Hello Friends, It’s been awhile, which if I was a Canadian I might spend the next half-hour apologizing for, but while I was born and still live in Canada, I am a Child of the Universe, and for so-being I will not apologize for putting certain other activities ahead of this blog.
Also, I am going to start at the end of a conversation that took place today between myself, a spiritual atheist, and my friend named Peter who is a confirmed Deist. To make things even weirder, Peter is my mechanic, and I am his supplier of almost-free-of-THC medical marijuana. Sometimes when we meet to do business, we get into discussions between his religion and my philosophy.
Weirdest of all is that I am finding it necessary to start this blog, my first in what seems like months, with Peter’s and mine final sentences before saying “Good-bye,” for the afternoon. He, the deist, said to me, “Knowing that life exists proves to me [Peter] that God exists.” I on the other hand, restate my final declaration: “Knowing that Life exists allows me the freedom to think for myself, which tells me that no living being exists that can call itself God, or that we can call god.”
We are at that ultimate impasse where the person who was brought up to believe in a god-creator cannot see life without a god-creator. Meanwhile, though I was brought up to believe there was a god, creator or not, I learned to reject everything that was taught to me as a belief, and go with what I find within myself. There is no room for a god within me. There is only room for life. And life is eternal… And life is forever changing… Peter’s god is never-changing….

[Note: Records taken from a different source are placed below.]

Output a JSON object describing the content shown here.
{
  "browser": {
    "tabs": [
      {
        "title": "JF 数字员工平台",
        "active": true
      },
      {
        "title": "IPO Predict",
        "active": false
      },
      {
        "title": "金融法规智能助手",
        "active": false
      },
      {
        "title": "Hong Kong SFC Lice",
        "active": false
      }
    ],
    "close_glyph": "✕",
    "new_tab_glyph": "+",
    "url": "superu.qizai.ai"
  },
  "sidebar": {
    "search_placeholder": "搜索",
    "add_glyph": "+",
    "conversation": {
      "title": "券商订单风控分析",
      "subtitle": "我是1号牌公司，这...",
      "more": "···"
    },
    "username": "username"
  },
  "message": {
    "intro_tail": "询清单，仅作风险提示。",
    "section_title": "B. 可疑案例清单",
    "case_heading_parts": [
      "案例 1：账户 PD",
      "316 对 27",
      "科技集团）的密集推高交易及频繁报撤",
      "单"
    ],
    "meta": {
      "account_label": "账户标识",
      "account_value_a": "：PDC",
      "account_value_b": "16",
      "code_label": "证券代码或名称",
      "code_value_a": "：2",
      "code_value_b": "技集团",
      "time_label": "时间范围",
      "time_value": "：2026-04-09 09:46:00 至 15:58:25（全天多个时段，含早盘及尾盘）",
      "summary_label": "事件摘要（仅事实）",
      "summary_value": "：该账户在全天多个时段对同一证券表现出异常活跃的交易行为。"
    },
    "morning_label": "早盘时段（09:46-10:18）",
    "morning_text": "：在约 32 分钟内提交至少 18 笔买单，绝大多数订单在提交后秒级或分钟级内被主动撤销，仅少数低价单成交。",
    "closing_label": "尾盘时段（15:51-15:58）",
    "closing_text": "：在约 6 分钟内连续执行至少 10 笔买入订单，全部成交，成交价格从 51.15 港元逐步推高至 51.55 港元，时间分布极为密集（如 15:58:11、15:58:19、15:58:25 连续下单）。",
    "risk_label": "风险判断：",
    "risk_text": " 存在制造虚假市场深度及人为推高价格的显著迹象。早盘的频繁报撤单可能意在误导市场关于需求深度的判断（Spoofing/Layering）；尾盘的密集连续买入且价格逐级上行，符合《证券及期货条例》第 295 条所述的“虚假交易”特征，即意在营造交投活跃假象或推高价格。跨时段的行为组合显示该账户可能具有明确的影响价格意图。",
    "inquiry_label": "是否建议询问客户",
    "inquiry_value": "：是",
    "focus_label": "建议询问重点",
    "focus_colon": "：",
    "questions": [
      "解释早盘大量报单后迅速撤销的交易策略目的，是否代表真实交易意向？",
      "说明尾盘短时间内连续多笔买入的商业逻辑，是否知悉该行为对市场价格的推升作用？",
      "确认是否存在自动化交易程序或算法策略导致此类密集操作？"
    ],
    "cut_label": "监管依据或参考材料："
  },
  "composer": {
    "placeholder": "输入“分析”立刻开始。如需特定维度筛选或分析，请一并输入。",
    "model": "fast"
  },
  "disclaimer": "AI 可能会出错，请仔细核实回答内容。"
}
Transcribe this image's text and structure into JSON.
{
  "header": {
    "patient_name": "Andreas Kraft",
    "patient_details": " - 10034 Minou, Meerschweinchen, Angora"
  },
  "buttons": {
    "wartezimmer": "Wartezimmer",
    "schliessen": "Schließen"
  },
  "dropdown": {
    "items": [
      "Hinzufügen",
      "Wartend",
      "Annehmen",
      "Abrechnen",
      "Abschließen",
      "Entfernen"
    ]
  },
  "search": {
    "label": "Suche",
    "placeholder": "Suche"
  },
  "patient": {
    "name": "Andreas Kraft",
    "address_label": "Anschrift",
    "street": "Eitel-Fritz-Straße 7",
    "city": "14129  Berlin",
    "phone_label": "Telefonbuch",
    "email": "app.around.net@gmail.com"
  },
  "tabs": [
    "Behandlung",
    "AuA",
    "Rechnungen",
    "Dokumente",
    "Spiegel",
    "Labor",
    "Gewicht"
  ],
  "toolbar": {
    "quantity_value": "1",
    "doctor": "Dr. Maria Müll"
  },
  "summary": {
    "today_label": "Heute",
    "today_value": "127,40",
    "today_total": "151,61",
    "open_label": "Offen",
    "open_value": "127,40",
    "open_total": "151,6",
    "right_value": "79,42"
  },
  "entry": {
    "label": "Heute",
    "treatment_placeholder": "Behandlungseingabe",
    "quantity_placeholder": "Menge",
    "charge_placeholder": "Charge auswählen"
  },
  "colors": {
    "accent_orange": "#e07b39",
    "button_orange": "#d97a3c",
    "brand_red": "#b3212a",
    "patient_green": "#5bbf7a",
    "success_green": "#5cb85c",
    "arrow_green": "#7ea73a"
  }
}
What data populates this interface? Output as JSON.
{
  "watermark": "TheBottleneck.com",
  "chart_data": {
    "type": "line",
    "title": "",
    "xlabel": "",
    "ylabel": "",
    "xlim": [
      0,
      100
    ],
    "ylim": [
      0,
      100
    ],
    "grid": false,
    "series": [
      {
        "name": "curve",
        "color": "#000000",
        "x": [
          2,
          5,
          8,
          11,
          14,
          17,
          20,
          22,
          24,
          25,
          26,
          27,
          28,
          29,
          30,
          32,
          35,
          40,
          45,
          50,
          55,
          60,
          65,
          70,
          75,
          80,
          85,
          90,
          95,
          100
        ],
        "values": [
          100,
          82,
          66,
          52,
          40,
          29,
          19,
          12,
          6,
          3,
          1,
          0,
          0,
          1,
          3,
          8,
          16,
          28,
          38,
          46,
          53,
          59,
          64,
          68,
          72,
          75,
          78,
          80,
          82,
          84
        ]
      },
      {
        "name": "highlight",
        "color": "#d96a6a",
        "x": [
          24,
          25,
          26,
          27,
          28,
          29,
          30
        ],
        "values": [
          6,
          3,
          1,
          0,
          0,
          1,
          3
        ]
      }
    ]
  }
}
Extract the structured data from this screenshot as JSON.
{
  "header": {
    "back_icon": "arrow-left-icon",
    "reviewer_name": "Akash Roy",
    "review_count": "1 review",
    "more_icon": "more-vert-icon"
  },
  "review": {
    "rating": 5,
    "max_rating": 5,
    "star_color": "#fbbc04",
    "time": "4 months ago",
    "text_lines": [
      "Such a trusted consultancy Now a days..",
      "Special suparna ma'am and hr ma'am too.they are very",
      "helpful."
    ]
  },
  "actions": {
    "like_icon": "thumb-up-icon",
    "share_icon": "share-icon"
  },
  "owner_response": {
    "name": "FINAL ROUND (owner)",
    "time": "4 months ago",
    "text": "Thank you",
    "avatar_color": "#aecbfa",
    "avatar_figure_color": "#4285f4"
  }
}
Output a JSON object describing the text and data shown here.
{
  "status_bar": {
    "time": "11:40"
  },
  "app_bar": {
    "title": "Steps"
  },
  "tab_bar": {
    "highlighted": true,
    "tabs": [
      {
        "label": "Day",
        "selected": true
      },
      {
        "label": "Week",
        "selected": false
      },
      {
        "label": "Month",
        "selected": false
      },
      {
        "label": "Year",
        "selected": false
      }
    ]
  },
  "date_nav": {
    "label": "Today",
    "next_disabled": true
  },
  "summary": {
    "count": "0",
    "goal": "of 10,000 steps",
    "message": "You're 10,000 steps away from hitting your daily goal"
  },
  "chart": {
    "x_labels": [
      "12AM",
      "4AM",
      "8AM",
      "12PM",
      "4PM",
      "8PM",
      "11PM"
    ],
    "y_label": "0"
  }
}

And yet we are so close together in thought it almost scares me. But he cannot make the leap from being a mostly-free-thinker to being a totally free thinker, whereas being a totally free thinker gives me the power to believe only that which I can find inside me, inside my mind, inside my spirit. This is like being in that proverbial place between a rock and a hard place–for both of us. Yet I cannot go back to believing in a god, nor do I want to, while he, Peter, cannot take that final step that makes him completely free.
The question, therefore, becomes does one of us need to change in order to co-exist, or is it sufficiently acceptable for both of us to accept the other as he is and allow life to go on, each of us in our own way. My gut tells me I can go on, because that is part of who I am. Accept everyone for who they are at this time, knowing they cannot escape the inescapable, when the time is right to move on, Peter will make that final step to totally free thinking and realize god cannot exist, and I for my turn will continue to search for what comes after accepting atheism as reality. This, I believe, is what upsets me so much about people who declare themselves atheists yet spend all their time still denying the existence of god. I see them as stuck, unable to move on, even when that too must change when it is time to make the change. I think I must be angry at myself, frustrated with myself for not being able to envision what comes next. Becoming atheist cannot be the be-all and end-all of life. Humanity is too inquisitive to allow that to be the ultimate goal. It contradicts my third condition of life, that need to keep on evolving. There was once a time I was satisfied having freed myself from the control of others, from taking complete responsibility for who and what I am and do. I am no longer satisfied with that position. I needed a rest after getting there, but now it is time to move again. But where?